The noise around Labour mainly seems to come from assorted Blairite undead, and their media echo chamber. Their view, it seems, is that anyone who isn’t a messianic egomaniac who is intensely relaxed about the filthy rich will never command the assent of the British people. Obviously that explains the loss of Scotland.
Blair, they say, or someone with Blairish gifts (oh, Alan Johnson, please come rescue Labour from the threat of Andy Burnham and Len McCluskey) will be able to communicate with the electorate in ways the geeky Miliband could never manage. Because he couldn’t do ‘normal’.
There are so many things wrong with this analysis, most of them self-evident (who lost all those votes between 1997 and 2005?). But there is one aspect that is worth inspection.
Communication. Labour didn’t communicate a clear message in the manner of the Tory tag lines, but I’m not sure I want to encourage a form of politics that relies on cynical over-simplification and straight untruths. But Labour didn’t communicate a sense of enthusiasm and purpose, either. I’m persuaded by the view that the polls got it wrong not because ‘shy Tories’ lied to pollsters, but because ‘lethargic Labour’ supporters were not sufficiently motivated to turn out and vote.
So how can the Labour Party communicate a complex message about Britain and its prospects, and to do so in ways which don’t over-simplify, which model empathy, and an ability to listen, and which makes people aspire to something that is about lives well-lived, and not mere material consumption?
Step forward the guy in the frock.
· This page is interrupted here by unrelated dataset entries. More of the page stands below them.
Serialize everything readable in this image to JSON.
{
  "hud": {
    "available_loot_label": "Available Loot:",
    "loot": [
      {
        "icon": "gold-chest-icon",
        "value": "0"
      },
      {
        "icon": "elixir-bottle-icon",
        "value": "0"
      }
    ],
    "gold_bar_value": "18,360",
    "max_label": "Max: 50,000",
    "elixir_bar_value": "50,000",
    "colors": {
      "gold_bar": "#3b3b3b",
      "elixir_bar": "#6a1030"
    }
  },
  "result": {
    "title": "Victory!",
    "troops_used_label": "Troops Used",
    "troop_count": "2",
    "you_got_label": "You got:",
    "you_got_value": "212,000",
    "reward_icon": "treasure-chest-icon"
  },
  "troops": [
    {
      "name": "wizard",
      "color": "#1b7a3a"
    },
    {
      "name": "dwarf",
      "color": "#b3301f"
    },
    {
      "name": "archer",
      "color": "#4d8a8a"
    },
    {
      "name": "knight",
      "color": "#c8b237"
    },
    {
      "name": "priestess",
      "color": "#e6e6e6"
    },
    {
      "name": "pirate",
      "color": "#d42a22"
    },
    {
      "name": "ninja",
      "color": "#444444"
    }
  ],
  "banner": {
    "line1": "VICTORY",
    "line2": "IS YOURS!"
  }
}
Britain’s most loved contemporary artist, Grayson Perry, shows us the way. Does he care whether he looks ‘normal’? A guy who can turn up at a building site wearing a mini dress and patent platform shoes makes Cameron and Osborne with their hi-vis jacket and hard hat obsession look like amateurs. But what Perry does so successfully does have lessons for political communicators.
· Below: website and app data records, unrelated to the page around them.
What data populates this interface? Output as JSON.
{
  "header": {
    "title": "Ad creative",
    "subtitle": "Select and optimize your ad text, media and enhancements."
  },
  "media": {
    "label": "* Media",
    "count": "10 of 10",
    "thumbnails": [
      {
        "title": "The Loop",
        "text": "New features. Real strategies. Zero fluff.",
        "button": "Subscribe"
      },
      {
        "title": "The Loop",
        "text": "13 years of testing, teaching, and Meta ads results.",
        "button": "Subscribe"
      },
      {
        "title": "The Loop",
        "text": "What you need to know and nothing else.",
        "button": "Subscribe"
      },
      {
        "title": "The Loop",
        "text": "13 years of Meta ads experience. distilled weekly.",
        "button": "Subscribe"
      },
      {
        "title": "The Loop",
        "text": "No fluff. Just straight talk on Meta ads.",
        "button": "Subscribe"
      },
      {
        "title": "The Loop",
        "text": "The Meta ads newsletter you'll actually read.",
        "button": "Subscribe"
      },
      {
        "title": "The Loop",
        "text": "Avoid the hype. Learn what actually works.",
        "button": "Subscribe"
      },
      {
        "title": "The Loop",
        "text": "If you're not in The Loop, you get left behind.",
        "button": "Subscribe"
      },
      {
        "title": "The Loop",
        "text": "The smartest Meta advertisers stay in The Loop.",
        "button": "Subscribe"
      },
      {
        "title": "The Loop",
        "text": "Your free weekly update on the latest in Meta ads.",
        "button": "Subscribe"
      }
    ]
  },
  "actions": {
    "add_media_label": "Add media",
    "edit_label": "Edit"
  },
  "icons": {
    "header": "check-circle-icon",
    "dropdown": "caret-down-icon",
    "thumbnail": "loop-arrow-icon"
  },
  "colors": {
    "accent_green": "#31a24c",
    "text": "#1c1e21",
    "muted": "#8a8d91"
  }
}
Contemporary art is ‘difficult’. Perry called a recent touring show he curated, ‘Unpopular Culture’. Contemporary art is often baffling, without obvious, crowd-pleasing appeal. It can feel excluding, elitist, and irrelevant to most people’s lives – just like politics. So how come Grayson Perry has become a rock star who can range across the class, ethnic, gender and regional divisions of our society, and end up being loved? Why does his art move people?
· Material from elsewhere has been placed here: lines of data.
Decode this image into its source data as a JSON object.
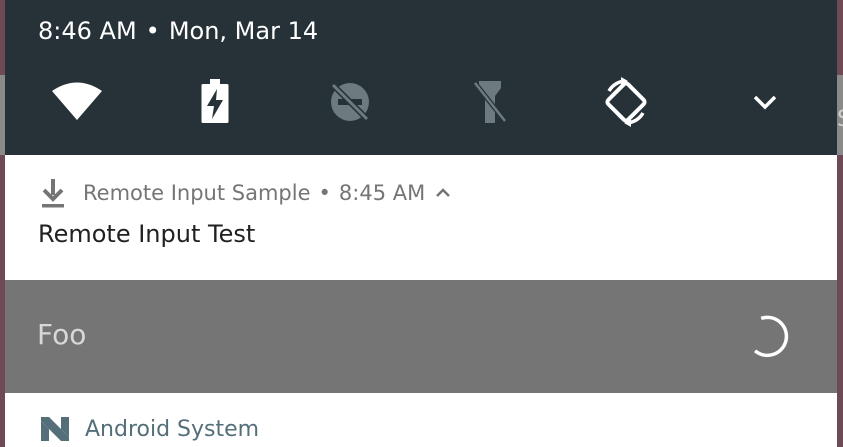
{
  "status": {
    "time": "8:46 AM",
    "separator": "•",
    "date": "Mon, Mar 14"
  },
  "quick_settings": [
    {
      "icon": "wifi-icon"
    },
    {
      "icon": "battery-charging-icon"
    },
    {
      "icon": "do-not-disturb-off-icon"
    },
    {
      "icon": "flashlight-off-icon"
    },
    {
      "icon": "auto-rotate-icon"
    },
    {
      "icon": "chevron-down-icon"
    }
  ],
  "notification": {
    "app_icon": "download-icon",
    "app_name": "Remote Input Sample",
    "separator": "•",
    "time": "8:45 AM",
    "title": "Remote Input Test",
    "reply_text": "Foo"
  },
  "second_notification": {
    "app_icon": "android-n-icon",
    "app_name": "Android System"
  },
  "colors": {
    "header_bg": "#263238",
    "reply_bg": "#757575",
    "card_bg": "#ffffff",
    "wallpaper": "#6e4a57"
  }
}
Perry’s series for Channel Four, The Vanity of Small Differences, looked at social class in Britain, and then turned it into art. His approach, often more ethnographer than artist, saw Perry engage with everyone from tattoo obsessives to aristos on their uppers. Collectors of china ornaments, karaoke singers, ‘executive home’ dwellers with label fetishes, white van men, hijab ladies, Perry makes art that speaks to them all.
I made repeated visits to the exhibition, The Vanity of Small Differences (as I had to Unpopular Culture). Both exhibitions were constantly busy, and with a much more diverse crowd than is usually seen in galleries. People looked long, and closely at the work. Perry is unusual in also demanding that any merchandise associated with his shows are priced with a mass market in mind. I saw a brisk trade in his catalogue, greetings cards, and scarves in the shop afterwards.
Perry’s latest project was shown in a Channel Four programme this week. The Grayson Perry House (available on the All Four app for another three weeks) showed Perry’s approach to a commission to build a house to his own design in the Essex countryside. The entire village turns out to listen to the man in the frock, greeting him with rapturous applause. The building crew grow to love their mad mission, the gaffer confessing to shedding a tear. Cheery Lancashire tile manufacturing workers glue nipples onto goddesses, Ladies called Julie cycle through Basildon on a pilgrimage, before dissolving in tears when they get to the house. It’s all intensely moving, and it is genuinely about art.
My point is that Perry’s very political art is a masterclass in popular communication. He listens, he observes, he never judges, and yet he somehow sorts the genuine from the bogus and crafts it into something that speaks to people who might otherwise have no need for contemporary art. Perry understands and loves his society and communicates that authentically without fudging the inherent difficulties and contradictions. These are things able politicians should be able to do, too.
If we can’t elect Grayson Perry, let’s at least emulate his approach.